This guy could probably make a solid run for ‘sound clarity’, but I gotta put it here for reasons I’ll go into in a bit. What I can say about its surround sound capability is, well, simply put it’s 10/10. Logitech knows sound quality, and this guy is no exception to that. Just about everything comes through super clearly, and with it currently sitting at a cool $60, this certainly knows how to put a spin on all around goodness. The 7.1 surround sound (which basically means it emulates a seven piece surround system right in the headset) is powered by Dolby and is wonderful with any game that has surround sound support. The only thing keeping this guy from ascending to gaming nirvana is its construction- the connectors between the headband and the sound cups have an unfortunate tendency to break after extensive use. This doesn’t happen in a majority of cases, which is why I still really like the headset, but there’s enough of it floating around that I had to mention it. Great headset with just a few flaws to keep it from being the best.
Number 3, the headset you can walk around the room with: Logitech G933 Artemis.
Yeah, two Logitechs on the list doesn’t make me biased, thanks for asking. Seriously though, the one drawback about wireless headsets has always been their unreliability and their lower quality sound. The G933 laughs at these issues as it flies by on its USB wireless wings. If you can believe me, this headset has better sound quality than comparable wired headsets, while also having a massive battery life and range, and to top it all off, with Logitech’s sound mixer software you can run up to three separate devices’ audio through the headset at once (not sure why you’d want to, but hey, if you want to listen to your phone, sound system, and computer all at once, now you can!). This thing at $186, this guy is definitely a good example of money well-placed. A massive improvement over any wireless headset, and several wired ones too.
Number 2, the smoothest sound you’ll hear outside of a New Orleans jazz club: Sennheiser GAME ONE.

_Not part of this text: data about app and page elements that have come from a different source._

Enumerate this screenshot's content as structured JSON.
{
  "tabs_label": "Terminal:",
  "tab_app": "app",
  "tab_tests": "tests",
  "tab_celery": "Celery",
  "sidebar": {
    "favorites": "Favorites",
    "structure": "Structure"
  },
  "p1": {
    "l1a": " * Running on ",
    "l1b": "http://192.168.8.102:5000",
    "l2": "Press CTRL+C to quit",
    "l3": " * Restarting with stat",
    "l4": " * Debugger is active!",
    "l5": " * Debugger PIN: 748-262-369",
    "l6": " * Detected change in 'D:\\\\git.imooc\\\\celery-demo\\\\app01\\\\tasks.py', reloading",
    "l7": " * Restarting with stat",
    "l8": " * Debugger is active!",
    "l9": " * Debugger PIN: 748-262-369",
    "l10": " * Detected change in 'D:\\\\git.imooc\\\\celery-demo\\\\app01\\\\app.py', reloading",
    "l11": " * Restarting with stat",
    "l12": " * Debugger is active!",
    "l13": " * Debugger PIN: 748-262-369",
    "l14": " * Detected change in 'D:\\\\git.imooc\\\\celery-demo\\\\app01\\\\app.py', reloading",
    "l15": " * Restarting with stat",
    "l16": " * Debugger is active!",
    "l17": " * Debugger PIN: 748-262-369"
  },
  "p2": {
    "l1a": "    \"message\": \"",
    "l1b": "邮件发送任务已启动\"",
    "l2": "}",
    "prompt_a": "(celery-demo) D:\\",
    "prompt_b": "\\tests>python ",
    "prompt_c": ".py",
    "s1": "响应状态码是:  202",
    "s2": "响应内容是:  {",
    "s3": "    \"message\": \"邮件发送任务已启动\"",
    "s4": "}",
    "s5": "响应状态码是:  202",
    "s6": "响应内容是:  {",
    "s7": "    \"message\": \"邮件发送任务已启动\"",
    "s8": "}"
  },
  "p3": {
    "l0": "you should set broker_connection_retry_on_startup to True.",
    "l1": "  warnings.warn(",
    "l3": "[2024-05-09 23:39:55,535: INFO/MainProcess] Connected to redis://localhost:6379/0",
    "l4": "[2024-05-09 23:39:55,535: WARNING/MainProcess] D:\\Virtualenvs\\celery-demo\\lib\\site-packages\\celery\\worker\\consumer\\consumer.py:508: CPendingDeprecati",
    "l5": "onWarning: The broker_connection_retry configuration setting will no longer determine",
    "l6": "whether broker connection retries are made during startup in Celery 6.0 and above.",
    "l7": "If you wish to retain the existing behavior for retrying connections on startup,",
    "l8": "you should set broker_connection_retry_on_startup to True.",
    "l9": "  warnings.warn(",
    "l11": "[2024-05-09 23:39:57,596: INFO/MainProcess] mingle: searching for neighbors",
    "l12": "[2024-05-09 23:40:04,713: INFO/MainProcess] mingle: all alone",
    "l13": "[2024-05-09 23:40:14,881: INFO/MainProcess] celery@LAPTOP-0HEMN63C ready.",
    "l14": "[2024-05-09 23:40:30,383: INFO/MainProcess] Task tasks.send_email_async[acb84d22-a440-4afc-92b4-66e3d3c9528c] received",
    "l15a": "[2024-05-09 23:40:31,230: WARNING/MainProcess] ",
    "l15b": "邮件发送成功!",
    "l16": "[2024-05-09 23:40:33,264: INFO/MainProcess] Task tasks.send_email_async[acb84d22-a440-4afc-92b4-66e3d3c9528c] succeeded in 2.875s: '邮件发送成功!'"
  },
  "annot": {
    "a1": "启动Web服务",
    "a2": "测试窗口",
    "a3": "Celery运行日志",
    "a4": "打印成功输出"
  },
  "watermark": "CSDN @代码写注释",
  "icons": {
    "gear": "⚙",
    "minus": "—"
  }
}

Wow. Just… wow. The quality on this guy has to be heard to be believed. I never had heard of Sennheiser until now, and boy have I been missing out. I firmly believe that this is what people mean when the say ‘superior engineering’ now. After finding out about this headset, I did a little research on Sennheiser’s reputation, and it definitely reflects the care and power behind this headset. The only possible downside of this guy is that it lacks the noise-cancellation of some of the other headsets, and that it is not specifically designed for hardcore gaming. It’s definitely a gaming headset, but I see this more as a high-end multi-use headset than as a gaming headset. Still one of the most clear sound experiences I’ve ever had, and well worth the $159. Which brings us to…
Number 1, the headset for everyone: Kingston’s HyperX Cloud.
Now, this is my personal headset of choice, so with everything I’ve praised about the above headsets, that has to say something. Not only does it have a wicked cool design, an almost completely metal design which makes it durable beyond compare, and sound quality on par with God’s own choir, it does it all for less than seventy dollars. I’ve had mine for almost a year with no difficulty whatsoever, and to this day I find myself marvelling at it. The noise-cancelling is almost too good, if that can be believed. Several is the time that my fiancee has managed to sneak up behind with these headphones on, without even trying. HyperX puts quality ahead of everything in their designs, and with sponsorships throughout the Pro eSports scene, it’s easy to see why. Everyone wants their stuff because it’s just that good.
So there you folks have it. Five headsets even the most discerning gamer can find something in. If I had to add anything else on, I’d give an honorable mention to the Blue Snowball microphone. While not a headset, with all the talk of sound quality, nothing beats a desktop mic in terms of clarity for the guys on the other end. Something to bear in mind when you’re in your next battle. After all, what’s this article been about other than hearing things loud and clear.